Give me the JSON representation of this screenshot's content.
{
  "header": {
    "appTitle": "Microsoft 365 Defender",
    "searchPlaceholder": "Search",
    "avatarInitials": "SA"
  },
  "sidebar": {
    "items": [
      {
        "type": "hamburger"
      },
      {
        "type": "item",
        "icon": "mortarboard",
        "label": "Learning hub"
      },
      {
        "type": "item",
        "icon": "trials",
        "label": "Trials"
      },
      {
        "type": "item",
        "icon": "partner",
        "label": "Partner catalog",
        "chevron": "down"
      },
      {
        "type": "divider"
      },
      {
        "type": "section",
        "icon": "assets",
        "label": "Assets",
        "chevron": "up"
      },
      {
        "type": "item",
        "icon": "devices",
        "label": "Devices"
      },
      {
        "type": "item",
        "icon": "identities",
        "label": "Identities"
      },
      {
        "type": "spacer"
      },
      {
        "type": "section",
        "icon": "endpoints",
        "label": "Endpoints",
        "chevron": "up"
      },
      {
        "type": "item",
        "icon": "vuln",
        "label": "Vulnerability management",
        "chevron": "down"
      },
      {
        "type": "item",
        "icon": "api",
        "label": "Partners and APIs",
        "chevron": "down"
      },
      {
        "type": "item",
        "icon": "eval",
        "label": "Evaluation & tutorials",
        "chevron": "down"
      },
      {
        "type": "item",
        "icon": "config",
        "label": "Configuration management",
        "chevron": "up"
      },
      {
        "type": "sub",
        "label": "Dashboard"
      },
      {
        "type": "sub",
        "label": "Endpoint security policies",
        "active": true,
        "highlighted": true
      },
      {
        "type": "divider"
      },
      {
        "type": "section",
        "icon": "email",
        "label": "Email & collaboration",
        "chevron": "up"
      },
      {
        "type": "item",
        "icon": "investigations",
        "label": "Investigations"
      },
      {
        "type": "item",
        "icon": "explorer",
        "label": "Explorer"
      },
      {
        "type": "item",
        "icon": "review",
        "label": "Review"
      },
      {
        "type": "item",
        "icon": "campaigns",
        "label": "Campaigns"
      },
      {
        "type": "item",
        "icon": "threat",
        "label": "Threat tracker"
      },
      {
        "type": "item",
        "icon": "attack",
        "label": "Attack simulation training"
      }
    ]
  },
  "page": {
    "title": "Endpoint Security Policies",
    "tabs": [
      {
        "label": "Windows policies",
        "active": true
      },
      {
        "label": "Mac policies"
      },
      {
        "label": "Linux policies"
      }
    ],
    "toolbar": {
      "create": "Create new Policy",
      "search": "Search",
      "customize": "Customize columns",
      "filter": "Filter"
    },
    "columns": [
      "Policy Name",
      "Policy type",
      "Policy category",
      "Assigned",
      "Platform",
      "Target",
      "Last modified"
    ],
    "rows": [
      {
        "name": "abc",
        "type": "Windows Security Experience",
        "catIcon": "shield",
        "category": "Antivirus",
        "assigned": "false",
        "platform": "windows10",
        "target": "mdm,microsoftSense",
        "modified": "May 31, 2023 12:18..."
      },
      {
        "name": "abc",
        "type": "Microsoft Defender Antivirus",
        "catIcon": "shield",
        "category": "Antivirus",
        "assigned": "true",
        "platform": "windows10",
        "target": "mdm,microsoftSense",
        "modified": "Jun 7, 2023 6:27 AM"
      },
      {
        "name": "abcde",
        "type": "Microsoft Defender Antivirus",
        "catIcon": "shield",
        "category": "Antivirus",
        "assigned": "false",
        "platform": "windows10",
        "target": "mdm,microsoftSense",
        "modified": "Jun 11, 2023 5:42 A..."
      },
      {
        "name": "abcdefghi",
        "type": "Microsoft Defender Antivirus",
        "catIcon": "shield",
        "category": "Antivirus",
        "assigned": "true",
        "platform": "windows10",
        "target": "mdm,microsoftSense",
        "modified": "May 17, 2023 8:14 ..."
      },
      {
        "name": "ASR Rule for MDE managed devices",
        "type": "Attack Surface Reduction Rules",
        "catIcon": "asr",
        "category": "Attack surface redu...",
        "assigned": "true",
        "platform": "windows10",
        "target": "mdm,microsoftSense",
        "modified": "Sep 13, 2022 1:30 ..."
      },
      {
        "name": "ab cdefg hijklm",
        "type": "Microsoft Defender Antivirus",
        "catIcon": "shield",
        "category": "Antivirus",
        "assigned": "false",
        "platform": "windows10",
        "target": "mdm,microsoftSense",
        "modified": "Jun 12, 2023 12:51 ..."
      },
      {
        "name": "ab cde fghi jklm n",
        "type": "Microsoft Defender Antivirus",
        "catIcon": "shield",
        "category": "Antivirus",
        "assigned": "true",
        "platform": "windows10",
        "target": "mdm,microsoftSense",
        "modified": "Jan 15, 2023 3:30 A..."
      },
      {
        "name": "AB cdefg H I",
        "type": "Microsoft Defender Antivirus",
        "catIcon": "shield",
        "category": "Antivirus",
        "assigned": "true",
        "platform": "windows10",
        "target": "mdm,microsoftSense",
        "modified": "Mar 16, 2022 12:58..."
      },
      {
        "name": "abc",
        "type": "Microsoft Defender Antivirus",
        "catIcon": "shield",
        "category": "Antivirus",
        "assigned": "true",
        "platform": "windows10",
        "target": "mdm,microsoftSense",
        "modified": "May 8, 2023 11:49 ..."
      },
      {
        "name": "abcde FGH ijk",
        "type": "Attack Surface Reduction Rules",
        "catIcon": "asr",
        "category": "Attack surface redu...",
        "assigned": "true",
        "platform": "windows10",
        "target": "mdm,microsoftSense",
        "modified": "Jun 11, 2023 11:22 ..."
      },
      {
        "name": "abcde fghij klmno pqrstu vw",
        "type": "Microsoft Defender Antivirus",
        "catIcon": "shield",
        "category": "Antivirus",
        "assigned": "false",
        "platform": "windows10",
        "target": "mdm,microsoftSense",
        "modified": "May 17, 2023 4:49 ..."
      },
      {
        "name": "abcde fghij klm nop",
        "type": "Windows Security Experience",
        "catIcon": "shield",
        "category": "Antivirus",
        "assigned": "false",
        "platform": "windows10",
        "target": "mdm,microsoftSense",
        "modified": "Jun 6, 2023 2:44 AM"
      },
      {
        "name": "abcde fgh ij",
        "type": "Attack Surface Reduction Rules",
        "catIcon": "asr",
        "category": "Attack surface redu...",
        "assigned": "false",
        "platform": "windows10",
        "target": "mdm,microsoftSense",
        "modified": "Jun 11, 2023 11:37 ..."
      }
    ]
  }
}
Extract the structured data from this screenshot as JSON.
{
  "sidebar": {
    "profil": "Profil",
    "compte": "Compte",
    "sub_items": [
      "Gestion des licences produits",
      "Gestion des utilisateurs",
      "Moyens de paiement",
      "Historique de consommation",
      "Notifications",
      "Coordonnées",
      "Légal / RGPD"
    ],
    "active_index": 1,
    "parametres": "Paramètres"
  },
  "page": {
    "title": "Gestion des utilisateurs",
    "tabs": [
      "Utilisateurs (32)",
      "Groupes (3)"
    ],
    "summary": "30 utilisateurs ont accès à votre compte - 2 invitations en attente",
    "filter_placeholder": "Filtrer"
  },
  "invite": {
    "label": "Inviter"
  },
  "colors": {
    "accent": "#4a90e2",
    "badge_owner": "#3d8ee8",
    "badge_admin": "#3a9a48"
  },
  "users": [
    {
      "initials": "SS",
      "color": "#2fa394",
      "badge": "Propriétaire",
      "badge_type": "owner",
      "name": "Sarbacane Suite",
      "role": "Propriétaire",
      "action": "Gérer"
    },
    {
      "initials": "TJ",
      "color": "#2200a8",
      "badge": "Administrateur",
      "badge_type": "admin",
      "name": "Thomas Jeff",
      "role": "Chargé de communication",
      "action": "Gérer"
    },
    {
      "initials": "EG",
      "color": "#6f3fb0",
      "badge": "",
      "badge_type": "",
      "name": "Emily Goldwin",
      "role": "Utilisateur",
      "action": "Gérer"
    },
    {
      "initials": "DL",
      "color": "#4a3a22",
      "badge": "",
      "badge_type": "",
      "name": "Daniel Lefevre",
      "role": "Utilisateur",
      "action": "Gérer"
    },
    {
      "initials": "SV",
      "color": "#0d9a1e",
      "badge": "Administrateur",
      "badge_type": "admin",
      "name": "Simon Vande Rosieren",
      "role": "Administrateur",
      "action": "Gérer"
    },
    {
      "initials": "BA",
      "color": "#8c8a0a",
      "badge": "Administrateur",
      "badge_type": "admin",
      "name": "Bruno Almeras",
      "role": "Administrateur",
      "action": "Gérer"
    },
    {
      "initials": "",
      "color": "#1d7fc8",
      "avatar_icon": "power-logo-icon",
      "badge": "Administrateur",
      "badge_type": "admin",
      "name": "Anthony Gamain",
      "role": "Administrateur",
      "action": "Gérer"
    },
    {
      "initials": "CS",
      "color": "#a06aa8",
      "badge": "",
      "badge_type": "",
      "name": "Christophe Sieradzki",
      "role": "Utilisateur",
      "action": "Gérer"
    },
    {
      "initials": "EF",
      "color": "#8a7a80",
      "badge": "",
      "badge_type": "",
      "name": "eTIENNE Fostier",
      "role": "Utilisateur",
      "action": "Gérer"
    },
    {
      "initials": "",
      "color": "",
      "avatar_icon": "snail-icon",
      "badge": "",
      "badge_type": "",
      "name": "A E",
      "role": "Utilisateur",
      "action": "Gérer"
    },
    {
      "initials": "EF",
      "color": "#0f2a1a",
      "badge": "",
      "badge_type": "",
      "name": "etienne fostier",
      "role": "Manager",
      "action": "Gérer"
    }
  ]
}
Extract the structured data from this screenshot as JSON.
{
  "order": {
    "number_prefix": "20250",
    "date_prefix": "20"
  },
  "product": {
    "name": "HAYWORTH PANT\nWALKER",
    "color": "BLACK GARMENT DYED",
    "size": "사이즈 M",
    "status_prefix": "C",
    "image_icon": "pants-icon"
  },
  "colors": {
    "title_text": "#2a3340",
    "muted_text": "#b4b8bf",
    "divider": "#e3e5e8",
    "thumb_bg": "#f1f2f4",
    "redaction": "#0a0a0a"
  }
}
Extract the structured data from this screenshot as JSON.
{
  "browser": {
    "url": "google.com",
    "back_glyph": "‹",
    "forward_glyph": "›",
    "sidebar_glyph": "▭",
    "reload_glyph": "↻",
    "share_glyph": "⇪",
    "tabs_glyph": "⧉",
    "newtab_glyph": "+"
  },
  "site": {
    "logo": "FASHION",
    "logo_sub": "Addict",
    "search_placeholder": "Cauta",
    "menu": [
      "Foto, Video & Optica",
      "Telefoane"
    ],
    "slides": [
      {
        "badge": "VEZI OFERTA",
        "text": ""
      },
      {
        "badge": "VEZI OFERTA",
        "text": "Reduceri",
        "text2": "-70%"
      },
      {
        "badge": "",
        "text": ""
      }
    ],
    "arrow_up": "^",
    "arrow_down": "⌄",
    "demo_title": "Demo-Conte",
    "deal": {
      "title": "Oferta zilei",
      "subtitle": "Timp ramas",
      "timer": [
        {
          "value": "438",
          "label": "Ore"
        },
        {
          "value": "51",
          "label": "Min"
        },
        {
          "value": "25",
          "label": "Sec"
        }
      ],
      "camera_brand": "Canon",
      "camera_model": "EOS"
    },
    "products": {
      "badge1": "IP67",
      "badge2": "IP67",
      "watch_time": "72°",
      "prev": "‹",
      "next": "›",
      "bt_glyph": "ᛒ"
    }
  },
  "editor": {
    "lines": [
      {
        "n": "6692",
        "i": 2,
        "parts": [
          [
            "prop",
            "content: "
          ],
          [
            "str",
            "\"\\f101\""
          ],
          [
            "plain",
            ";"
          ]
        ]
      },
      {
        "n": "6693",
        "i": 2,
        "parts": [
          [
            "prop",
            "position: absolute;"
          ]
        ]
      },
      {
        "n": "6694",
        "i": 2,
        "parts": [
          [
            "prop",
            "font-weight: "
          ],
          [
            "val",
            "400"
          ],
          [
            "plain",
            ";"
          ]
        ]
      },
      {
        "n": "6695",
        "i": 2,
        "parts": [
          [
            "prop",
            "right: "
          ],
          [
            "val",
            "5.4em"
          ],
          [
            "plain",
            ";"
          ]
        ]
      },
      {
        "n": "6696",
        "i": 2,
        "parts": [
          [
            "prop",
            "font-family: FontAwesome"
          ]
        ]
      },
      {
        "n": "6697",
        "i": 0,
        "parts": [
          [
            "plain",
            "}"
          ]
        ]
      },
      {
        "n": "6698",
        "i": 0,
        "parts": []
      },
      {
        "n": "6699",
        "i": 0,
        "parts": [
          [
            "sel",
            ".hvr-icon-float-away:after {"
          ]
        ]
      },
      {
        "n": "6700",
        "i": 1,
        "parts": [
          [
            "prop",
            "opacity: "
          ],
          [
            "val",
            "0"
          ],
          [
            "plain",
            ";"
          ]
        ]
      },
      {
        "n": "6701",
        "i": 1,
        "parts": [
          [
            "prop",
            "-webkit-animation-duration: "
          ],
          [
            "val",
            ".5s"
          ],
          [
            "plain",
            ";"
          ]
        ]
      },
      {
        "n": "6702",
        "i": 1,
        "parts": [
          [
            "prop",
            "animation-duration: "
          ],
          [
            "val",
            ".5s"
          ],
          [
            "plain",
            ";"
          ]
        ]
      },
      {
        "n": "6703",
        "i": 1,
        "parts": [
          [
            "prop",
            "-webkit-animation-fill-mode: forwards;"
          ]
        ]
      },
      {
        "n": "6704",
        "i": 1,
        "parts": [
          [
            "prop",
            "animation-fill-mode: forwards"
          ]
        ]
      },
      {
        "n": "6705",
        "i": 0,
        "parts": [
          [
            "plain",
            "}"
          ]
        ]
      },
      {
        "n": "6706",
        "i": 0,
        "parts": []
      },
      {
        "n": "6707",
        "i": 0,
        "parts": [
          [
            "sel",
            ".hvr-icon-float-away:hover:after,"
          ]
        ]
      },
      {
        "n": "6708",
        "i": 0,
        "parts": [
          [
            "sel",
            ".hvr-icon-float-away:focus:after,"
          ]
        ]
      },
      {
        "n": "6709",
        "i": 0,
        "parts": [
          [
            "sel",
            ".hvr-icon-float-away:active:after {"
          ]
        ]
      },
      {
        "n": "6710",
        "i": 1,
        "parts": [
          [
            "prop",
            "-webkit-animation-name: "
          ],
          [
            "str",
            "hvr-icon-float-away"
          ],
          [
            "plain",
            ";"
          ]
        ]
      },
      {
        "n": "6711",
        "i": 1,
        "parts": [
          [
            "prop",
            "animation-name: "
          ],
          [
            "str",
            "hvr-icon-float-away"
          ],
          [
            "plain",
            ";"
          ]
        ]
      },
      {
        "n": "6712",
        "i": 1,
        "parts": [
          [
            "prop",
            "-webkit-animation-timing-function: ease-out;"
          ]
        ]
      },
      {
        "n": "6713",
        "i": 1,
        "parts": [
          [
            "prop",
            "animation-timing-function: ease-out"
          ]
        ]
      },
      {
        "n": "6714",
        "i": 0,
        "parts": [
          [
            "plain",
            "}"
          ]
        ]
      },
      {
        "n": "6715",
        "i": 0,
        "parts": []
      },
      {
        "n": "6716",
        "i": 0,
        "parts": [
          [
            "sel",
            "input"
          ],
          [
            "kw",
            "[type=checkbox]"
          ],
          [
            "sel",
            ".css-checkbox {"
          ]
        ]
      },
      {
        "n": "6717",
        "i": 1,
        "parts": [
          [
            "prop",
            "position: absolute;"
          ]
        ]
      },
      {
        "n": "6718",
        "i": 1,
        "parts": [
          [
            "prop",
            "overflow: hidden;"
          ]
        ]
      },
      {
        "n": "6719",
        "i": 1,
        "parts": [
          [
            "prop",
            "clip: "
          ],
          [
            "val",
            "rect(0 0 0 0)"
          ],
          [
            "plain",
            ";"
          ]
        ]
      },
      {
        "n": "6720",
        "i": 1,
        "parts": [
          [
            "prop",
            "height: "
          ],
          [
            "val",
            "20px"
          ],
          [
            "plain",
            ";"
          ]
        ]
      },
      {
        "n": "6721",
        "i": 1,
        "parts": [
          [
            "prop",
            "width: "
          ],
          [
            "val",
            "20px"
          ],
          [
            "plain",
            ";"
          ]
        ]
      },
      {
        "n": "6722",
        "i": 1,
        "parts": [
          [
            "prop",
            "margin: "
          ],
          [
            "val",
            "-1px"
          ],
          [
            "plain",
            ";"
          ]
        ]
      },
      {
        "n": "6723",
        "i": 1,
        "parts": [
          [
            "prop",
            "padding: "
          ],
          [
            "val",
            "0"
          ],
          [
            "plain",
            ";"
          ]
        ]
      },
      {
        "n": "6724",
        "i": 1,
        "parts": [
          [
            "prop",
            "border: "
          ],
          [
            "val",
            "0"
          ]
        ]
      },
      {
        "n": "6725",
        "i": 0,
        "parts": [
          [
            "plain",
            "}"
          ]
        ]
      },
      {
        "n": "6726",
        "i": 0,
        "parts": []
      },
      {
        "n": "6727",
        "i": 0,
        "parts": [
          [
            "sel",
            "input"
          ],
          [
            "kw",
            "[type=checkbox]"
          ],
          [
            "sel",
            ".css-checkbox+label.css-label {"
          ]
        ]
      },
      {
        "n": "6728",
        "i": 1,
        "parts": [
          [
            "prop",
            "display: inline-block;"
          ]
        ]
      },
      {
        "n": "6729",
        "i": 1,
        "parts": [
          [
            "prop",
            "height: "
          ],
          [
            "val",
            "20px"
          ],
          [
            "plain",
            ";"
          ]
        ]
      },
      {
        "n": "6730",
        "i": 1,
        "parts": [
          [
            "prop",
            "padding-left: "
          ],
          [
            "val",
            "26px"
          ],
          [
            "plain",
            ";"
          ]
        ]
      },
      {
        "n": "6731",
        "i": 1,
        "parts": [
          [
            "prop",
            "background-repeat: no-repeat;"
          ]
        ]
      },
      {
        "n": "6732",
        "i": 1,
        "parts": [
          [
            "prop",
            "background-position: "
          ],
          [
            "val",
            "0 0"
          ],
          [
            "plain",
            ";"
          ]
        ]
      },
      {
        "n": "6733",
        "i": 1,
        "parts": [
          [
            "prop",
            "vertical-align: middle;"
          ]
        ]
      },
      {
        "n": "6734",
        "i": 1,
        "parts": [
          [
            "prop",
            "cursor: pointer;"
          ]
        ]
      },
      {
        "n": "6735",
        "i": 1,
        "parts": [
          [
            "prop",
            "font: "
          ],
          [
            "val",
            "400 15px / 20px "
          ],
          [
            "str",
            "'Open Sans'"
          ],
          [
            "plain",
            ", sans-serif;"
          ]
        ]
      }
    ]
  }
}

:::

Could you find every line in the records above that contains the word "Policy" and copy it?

      "create": "Create new Policy",
      "Policy Name",
      "Policy type",
      "Policy category",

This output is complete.